(Dataset rows for apps and sites)

= = = = =

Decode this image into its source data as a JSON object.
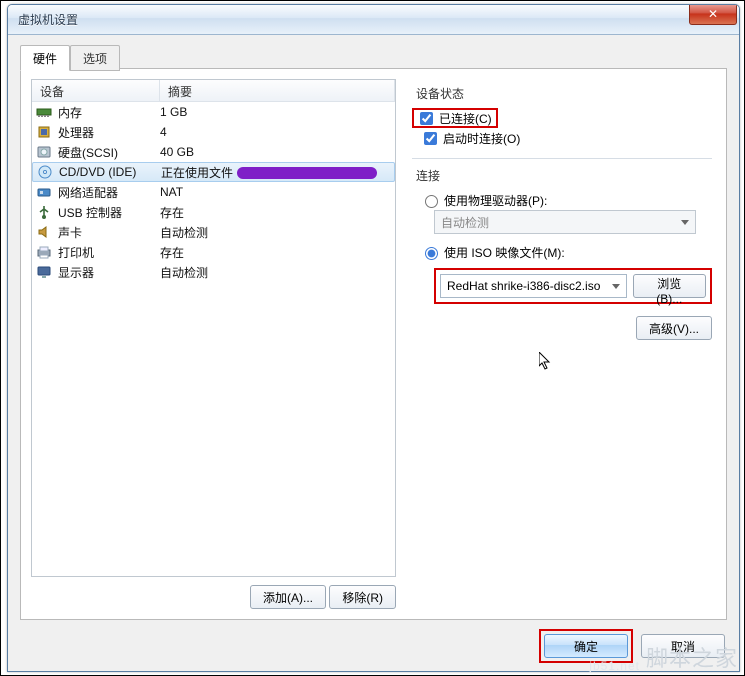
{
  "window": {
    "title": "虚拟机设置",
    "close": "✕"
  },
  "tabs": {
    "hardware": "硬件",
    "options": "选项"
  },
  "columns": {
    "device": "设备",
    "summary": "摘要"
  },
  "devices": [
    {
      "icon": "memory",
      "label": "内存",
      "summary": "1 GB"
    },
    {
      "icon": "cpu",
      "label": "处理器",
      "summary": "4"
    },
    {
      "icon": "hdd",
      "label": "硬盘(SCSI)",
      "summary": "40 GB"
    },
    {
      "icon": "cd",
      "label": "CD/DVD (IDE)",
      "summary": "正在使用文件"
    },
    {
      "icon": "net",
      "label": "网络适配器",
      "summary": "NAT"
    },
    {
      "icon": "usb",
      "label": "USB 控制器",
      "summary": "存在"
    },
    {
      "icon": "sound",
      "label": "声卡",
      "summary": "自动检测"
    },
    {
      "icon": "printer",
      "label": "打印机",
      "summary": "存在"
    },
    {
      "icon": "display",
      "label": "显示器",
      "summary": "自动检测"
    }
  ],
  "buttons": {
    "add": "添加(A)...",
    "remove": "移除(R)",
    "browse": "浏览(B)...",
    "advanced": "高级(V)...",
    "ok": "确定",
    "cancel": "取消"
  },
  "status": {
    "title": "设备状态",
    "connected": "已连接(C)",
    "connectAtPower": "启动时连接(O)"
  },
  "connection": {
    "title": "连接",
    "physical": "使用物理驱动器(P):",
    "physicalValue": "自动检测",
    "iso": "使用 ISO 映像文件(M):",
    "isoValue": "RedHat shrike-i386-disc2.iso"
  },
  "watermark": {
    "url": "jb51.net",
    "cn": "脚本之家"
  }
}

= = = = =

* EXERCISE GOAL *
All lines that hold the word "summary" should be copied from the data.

* EXPECTED OUTPUT *
    "summary": "摘要"
      "summary": "1 GB"
      "summary": "4"
      "summary": "40 GB"
      "summary": "正在使用文件"
      "summary": "NAT"
      "summary": "存在"
      "summary": "自动检测"
      "summary": "存在"
      "summary": "自动检测"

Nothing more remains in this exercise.